On the other hand, in braking situations, the load transfer will tend to load the front tyres more, while unloading the rear ones. As a consequence, the front tyres will produce a higher grip than the rears and this is why, in general, most of the cars have bigger brakes at the front than at the rear, in order to produce bigger grip torques at the front and to handle the higher stress. In extreme cases, anyway, this could produce such a grip reduction at the rear axle thus to make the car unstable in braking phases, with the rear tyres coming close to or locking. This is easier to experience with GT and touring cars, whose CG seats higher, thus producing a bigger load transfer and have less downforce.

A consequence of load transfer is also a bigger force acting on an axle (or a side) suspension. Since every suspension has some form of elastic elements (like springs, for example) that react to a load deforming or changing their length, load transfer will lead to the car changing its attitude, or the angle the body forms with the ground plane (up to a point, as we will see when dealing with suspension geometry).

This can be sometimes seen as a car brakes hard approaching a corner (it is actually easier to detect with GT cars, as their elastic elements are generally less stiff): the nose will drop, reducing front ride height and, often, increasing the rear. This has an effect also on cars aerodynamics performance; as we saw in our articles about racecars aerodynamics, the aerodynamic forces that a car produces are strongly dependent in its ride heights.

One very important concept, which is sometimes misunderstood, is the relationships between weight transfer and body/suspension motions. As we have seen, anytime there are forces acting at tyres contact patch, car CG will experience an inertial force; since the CG lies above the ground, this will generate a moment and, hence, a weight transfer. The said moment is the cause of any body motion. This means the cause-effect chain looks more or less like this:

Forces at contact patch > Acceleration > Inertial force at the CG > Moment > Weight transfer > Body motion

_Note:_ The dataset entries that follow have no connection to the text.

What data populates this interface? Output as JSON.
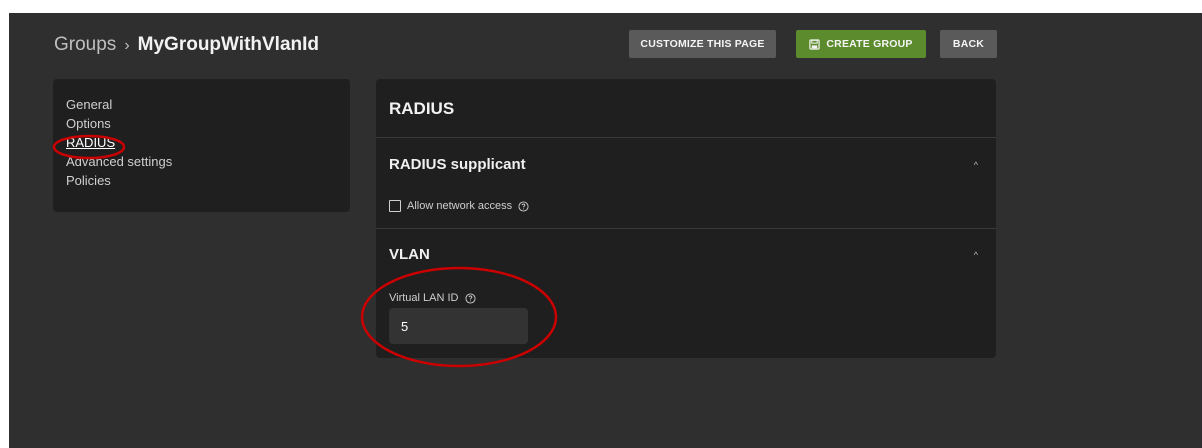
{
  "breadcrumb": {
    "root": "Groups",
    "separator": "›",
    "current": "MyGroupWithVlanId"
  },
  "toolbar": {
    "customize_label": "CUSTOMIZE THIS PAGE",
    "create_label": "CREATE GROUP",
    "back_label": "BACK"
  },
  "sidebar": {
    "items": [
      {
        "label": "General"
      },
      {
        "label": "Options"
      },
      {
        "label": "RADIUS"
      },
      {
        "label": "Advanced settings"
      },
      {
        "label": "Policies"
      }
    ],
    "active": "RADIUS"
  },
  "main": {
    "title": "RADIUS",
    "sections": [
      {
        "title": "RADIUS supplicant",
        "checkbox_label": "Allow network access",
        "checked": false
      },
      {
        "title": "VLAN",
        "field_label": "Virtual LAN ID",
        "field_value": "5"
      }
    ]
  },
  "colors": {
    "app_bg": "#2f2f2f",
    "panel_bg": "#1f1f1f",
    "primary_button": "#5b8b2c",
    "secondary_button": "#5a5a5a",
    "annotation": "#cc0000"
  },
  "icons": {
    "create_button": "save-icon",
    "help": "help-circle-icon",
    "collapse": "chevron-up-icon"
  }
}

Any body motion is always a consequence of the main action, namely a force being exchanged by the car with the road; the magnitude of body motion, anyway, depends also on other factors, like suspension stiffness and geometry.